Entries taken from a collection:
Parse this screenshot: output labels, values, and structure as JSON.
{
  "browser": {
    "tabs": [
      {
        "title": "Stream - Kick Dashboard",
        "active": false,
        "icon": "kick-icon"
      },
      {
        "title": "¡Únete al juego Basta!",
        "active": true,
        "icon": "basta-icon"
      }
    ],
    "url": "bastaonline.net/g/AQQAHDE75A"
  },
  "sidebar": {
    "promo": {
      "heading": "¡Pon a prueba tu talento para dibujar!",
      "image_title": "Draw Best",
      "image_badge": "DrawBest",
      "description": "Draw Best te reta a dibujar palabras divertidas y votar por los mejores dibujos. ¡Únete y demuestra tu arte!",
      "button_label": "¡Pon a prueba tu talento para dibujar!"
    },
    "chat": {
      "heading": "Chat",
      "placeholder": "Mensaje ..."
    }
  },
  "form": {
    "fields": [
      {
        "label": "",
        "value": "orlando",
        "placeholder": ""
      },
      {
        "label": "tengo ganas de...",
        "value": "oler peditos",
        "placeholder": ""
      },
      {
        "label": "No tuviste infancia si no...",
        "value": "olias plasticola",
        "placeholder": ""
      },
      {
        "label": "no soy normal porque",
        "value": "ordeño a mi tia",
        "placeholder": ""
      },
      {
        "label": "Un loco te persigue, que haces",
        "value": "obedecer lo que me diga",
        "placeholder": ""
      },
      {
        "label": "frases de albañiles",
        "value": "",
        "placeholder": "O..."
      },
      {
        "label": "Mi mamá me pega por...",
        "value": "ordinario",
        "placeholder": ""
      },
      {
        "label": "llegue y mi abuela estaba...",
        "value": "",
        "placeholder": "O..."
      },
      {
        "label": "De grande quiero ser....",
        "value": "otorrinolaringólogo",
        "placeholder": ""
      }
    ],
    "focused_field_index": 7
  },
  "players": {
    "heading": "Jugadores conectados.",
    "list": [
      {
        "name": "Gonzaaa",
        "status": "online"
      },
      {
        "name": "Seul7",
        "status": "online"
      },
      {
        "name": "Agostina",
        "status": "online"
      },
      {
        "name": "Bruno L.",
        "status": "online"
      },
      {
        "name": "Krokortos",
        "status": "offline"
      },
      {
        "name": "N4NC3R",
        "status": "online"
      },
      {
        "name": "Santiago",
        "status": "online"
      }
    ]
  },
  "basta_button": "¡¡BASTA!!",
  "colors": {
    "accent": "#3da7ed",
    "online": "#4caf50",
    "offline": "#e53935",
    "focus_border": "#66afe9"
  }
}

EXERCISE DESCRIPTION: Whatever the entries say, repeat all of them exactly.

RESPONSE TO THE TASK:
Parse this screenshot: output labels, values, and structure as JSON.
{
  "browser": {
    "tabs": [
      {
        "title": "Stream - Kick Dashboard",
        "active": false,
        "icon": "kick-icon"
      },
      {
        "title": "¡Únete al juego Basta!",
        "active": true,
        "icon": "basta-icon"
      }
    ],
    "url": "bastaonline.net/g/AQQAHDE75A"
  },
  "sidebar": {
    "promo": {
      "heading": "¡Pon a prueba tu talento para dibujar!",
      "image_title": "Draw Best",
      "image_badge": "DrawBest",
      "description": "Draw Best te reta a dibujar palabras divertidas y votar por los mejores dibujos. ¡Únete y demuestra tu arte!",
      "button_label": "¡Pon a prueba tu talento para dibujar!"
    },
    "chat": {
      "heading": "Chat",
      "placeholder": "Mensaje ..."
    }
  },
  "form": {
    "fields": [
      {
        "label": "",
        "value": "orlando",
        "placeholder": ""
      },
      {
        "label": "tengo ganas de...",
        "value": "oler peditos",
        "placeholder": ""
      },
      {
        "label": "No tuviste infancia si no...",
        "value": "olias plasticola",
        "placeholder": ""
      },
      {
        "label": "no soy normal porque",
        "value": "ordeño a mi tia",
        "placeholder": ""
      },
      {
        "label": "Un loco te persigue, que haces",
        "value": "obedecer lo que me diga",
        "placeholder": ""
      },
      {
        "label": "frases de albañiles",
        "value": "",
        "placeholder": "O..."
      },
      {
        "label": "Mi mamá me pega por...",
        "value": "ordinario",
        "placeholder": ""
      },
      {
        "label": "llegue y mi abuela estaba...",
        "value": "",
        "placeholder": "O..."
      },
      {
        "label": "De grande quiero ser....",
        "value": "otorrinolaringólogo",
        "placeholder": ""
      }
    ],
    "focused_field_index": 7
  },
  "players": {
    "heading": "Jugadores conectados.",
    "list": [
      {
        "name": "Gonzaaa",
        "status": "online"
      },
      {
        "name": "Seul7",
        "status": "online"
      },
      {
        "name": "Agostina",
        "status": "online"
      },
      {
        "name": "Bruno L.",
        "status": "online"
      },
      {
        "name": "Krokortos",
        "status": "offline"
      },
      {
        "name": "N4NC3R",
        "status": "online"
      },
      {
        "name": "Santiago",
        "status": "online"
      }
    ]
  },
  "basta_button": "¡¡BASTA!!",
  "colors": {
    "accent": "#3da7ed",
    "online": "#4caf50",
    "offline": "#e53935",
    "focus_border": "#66afe9"
  }
}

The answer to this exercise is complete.